## Action item
A faithful copy of the data below is required, leaving out every picture.

[Source data]

:::

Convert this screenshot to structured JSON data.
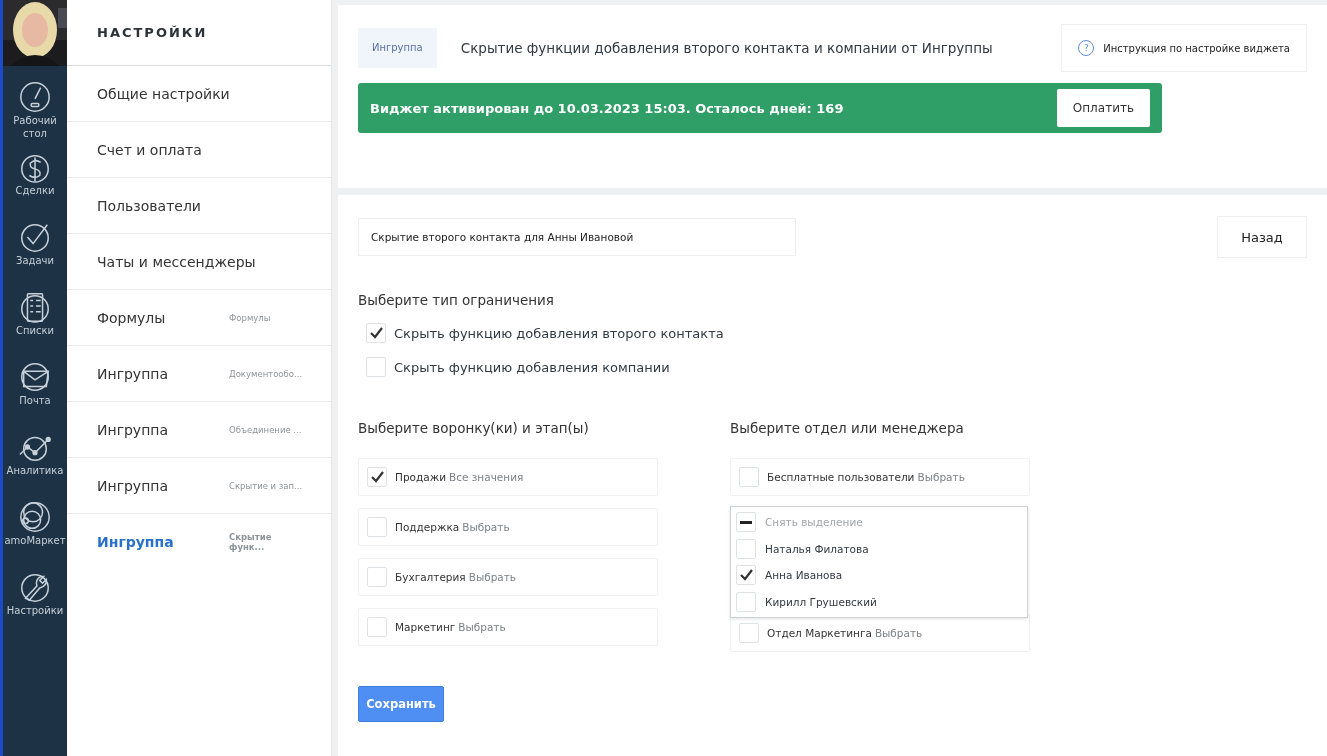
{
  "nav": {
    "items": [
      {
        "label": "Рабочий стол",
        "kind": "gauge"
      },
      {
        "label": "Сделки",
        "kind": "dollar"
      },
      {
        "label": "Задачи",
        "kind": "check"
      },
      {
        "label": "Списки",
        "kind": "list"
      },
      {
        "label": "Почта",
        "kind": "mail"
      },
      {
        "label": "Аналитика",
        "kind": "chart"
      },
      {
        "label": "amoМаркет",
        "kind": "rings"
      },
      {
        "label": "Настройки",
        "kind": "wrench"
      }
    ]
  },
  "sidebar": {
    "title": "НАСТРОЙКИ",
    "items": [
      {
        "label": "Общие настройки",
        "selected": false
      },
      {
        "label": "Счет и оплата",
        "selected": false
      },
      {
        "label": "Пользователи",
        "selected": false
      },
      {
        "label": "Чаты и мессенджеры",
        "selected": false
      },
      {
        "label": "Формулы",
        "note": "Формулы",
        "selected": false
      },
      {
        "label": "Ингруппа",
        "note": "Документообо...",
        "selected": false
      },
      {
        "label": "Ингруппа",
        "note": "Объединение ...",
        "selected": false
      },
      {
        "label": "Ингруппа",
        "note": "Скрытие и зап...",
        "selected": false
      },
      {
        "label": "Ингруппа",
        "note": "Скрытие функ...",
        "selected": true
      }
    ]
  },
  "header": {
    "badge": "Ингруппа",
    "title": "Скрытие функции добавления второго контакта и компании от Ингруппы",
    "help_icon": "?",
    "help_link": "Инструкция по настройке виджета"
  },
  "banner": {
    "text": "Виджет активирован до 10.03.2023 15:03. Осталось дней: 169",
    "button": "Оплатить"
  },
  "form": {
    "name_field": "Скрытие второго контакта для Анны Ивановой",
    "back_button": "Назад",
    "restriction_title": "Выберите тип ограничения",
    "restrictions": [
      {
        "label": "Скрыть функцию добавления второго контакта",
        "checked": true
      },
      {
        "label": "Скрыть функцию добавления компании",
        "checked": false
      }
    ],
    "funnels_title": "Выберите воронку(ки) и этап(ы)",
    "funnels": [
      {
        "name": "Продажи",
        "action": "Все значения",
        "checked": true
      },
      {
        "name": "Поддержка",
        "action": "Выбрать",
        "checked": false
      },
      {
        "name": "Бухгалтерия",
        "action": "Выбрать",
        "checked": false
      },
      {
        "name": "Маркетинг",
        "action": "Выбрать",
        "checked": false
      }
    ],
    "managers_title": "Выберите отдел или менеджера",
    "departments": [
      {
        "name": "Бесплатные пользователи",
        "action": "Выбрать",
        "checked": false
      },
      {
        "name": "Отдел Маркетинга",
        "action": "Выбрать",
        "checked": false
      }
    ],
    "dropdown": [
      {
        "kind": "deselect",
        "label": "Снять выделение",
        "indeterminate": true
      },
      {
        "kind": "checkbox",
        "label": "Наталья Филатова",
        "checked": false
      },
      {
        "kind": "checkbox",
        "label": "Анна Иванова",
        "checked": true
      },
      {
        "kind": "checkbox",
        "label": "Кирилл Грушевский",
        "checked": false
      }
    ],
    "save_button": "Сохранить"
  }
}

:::

## Written answer
Convert this screenshot to structured JSON data.
{
  "nav": {
    "items": [
      {
        "label": "Рабочий стол",
        "kind": "gauge"
      },
      {
        "label": "Сделки",
        "kind": "dollar"
      },
      {
        "label": "Задачи",
        "kind": "check"
      },
      {
        "label": "Списки",
        "kind": "list"
      },
      {
        "label": "Почта",
        "kind": "mail"
      },
      {
        "label": "Аналитика",
        "kind": "chart"
      },
      {
        "label": "amoМаркет",
        "kind": "rings"
      },
      {
        "label": "Настройки",
        "kind": "wrench"
      }
    ]
  },
  "sidebar": {
    "title": "НАСТРОЙКИ",
    "items": [
      {
        "label": "Общие настройки",
        "selected": false
      },
      {
        "label": "Счет и оплата",
        "selected": false
      },
      {
        "label": "Пользователи",
        "selected": false
      },
      {
        "label": "Чаты и мессенджеры",
        "selected": false
      },
      {
        "label": "Формулы",
        "note": "Формулы",
        "selected": false
      },
      {
        "label": "Ингруппа",
        "note": "Документообо...",
        "selected": false
      },
      {
        "label": "Ингруппа",
        "note": "Объединение ...",
        "selected": false
      },
      {
        "label": "Ингруппа",
        "note": "Скрытие и зап...",
        "selected": false
      },
      {
        "label": "Ингруппа",
        "note": "Скрытие функ...",
        "selected": true
      }
    ]
  },
  "header": {
    "badge": "Ингруппа",
    "title": "Скрытие функции добавления второго контакта и компании от Ингруппы",
    "help_icon": "?",
    "help_link": "Инструкция по настройке виджета"
  },
  "banner": {
    "text": "Виджет активирован до 10.03.2023 15:03. Осталось дней: 169",
    "button": "Оплатить"
  },
  "form": {
    "name_field": "Скрытие второго контакта для Анны Ивановой",
    "back_button": "Назад",
    "restriction_title": "Выберите тип ограничения",
    "restrictions": [
      {
        "label": "Скрыть функцию добавления второго контакта",
        "checked": true
      },
      {
        "label": "Скрыть функцию добавления компании",
        "checked": false
      }
    ],
    "funnels_title": "Выберите воронку(ки) и этап(ы)",
    "funnels": [
      {
        "name": "Продажи",
        "action": "Все значения",
        "checked": true
      },
      {
        "name": "Поддержка",
        "action": "Выбрать",
        "checked": false
      },
      {
        "name": "Бухгалтерия",
        "action": "Выбрать",
        "checked": false
      },
      {
        "name": "Маркетинг",
        "action": "Выбрать",
        "checked": false
      }
    ],
    "managers_title": "Выберите отдел или менеджера",
    "departments": [
      {
        "name": "Бесплатные пользователи",
        "action": "Выбрать",
        "checked": false
      },
      {
        "name": "Отдел Маркетинга",
        "action": "Выбрать",
        "checked": false
      }
    ],
    "dropdown": [
      {
        "kind": "deselect",
        "label": "Снять выделение",
        "indeterminate": true
      },
      {
        "kind": "checkbox",
        "label": "Наталья Филатова",
        "checked": false
      },
      {
        "kind": "checkbox",
        "label": "Анна Иванова",
        "checked": true
      },
      {
        "kind": "checkbox",
        "label": "Кирилл Грушевский",
        "checked": false
      }
    ],
    "save_button": "Сохранить"
  }
}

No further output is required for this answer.